Photographs from the archives of Life magazine that chronicle the events following World War II in the years 1946 to 1955 will continue on display through Sunday at the Long Beach Museum of Art.
"Life: The Second Decade 1946-1955" is an exhibition of 200 black-and-white prints, most of which were taken on assignment for the magazine by some of the world's most distinguished photojournalists. Among the 74 photojournalists represented are Margaret Bourke-White, Ralph Crane, Henri Cartier-Bresson, Alfred Eisenstaedt, Philippe Halsman, W. Eugene Smith, David Douglas Duncan, Gordon Parks and Andreas Feininger.
Doris O'Neil, director of Vintage Prints at Time Inc., selected the photographs for the exhibition from the Life Picture Collection's 156,000 images of the decade. O'Neil served for 30 years as director of the world's largest indexed picture collection.

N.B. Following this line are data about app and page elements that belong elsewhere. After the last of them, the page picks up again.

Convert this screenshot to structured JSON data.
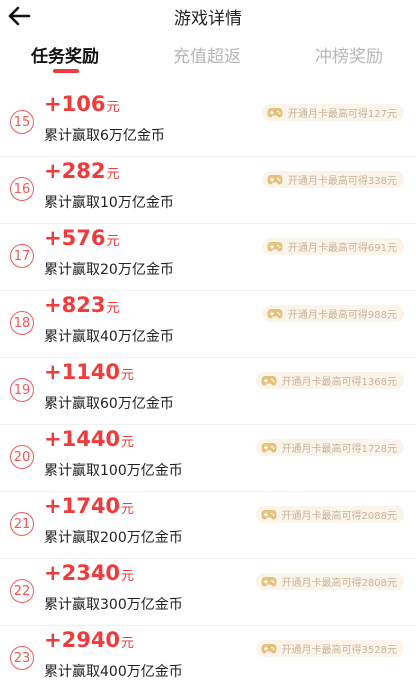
{
  "header": {
    "title": "游戏详情"
  },
  "tabs": [
    {
      "label": "任务奖励",
      "active": true
    },
    {
      "label": "充值超返",
      "active": false
    },
    {
      "label": "冲榜奖励",
      "active": false
    }
  ],
  "reward_unit": "元",
  "badge_icon": "gamepad-icon",
  "rows": [
    {
      "num": "15",
      "amount": "+106",
      "desc": "累计赢取6万亿金币",
      "badge": "开通月卡最高可得127元"
    },
    {
      "num": "16",
      "amount": "+282",
      "desc": "累计赢取10万亿金币",
      "badge": "开通月卡最高可得338元"
    },
    {
      "num": "17",
      "amount": "+576",
      "desc": "累计赢取20万亿金币",
      "badge": "开通月卡最高可得691元"
    },
    {
      "num": "18",
      "amount": "+823",
      "desc": "累计赢取40万亿金币",
      "badge": "开通月卡最高可得988元"
    },
    {
      "num": "19",
      "amount": "+1140",
      "desc": "累计赢取60万亿金币",
      "badge": "开通月卡最高可得1368元"
    },
    {
      "num": "20",
      "amount": "+1440",
      "desc": "累计赢取100万亿金币",
      "badge": "开通月卡最高可得1728元"
    },
    {
      "num": "21",
      "amount": "+1740",
      "desc": "累计赢取200万亿金币",
      "badge": "开通月卡最高可得2088元"
    },
    {
      "num": "22",
      "amount": "+2340",
      "desc": "累计赢取300万亿金币",
      "badge": "开通月卡最高可得2808元"
    },
    {
      "num": "23",
      "amount": "+2940",
      "desc": "累计赢取400万亿金币",
      "badge": "开通月卡最高可得3528元"
    }
  ],
  "colors": {
    "accent": "#f03a3f",
    "badge_bg": "#fbf4ea",
    "badge_text": "#c7b298",
    "gamepad": "#e3c27b"
  }
}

In the exhibition catalogue, O'Neil writes that the photographs "were not chosen as a review of photojournalism, nor as a guide to world events of the period. This is, rather, a selection of some of the most remarkable and compelling images of that time, regardless of subject matter. Since Life was dedicated to covering national and world events, however, many of these pictures do reflect the decade's history. Another major area of the magazine's concern--the human condition--is reflected in many more."
Organized by the International Center of Photography and made possible jointly by Time Inc. and United Technologies Corp., the exhibition will be on view from noon to 5 p.m. through Sunday at the museum, 2300 E. Ocean Blvd. Admission is free.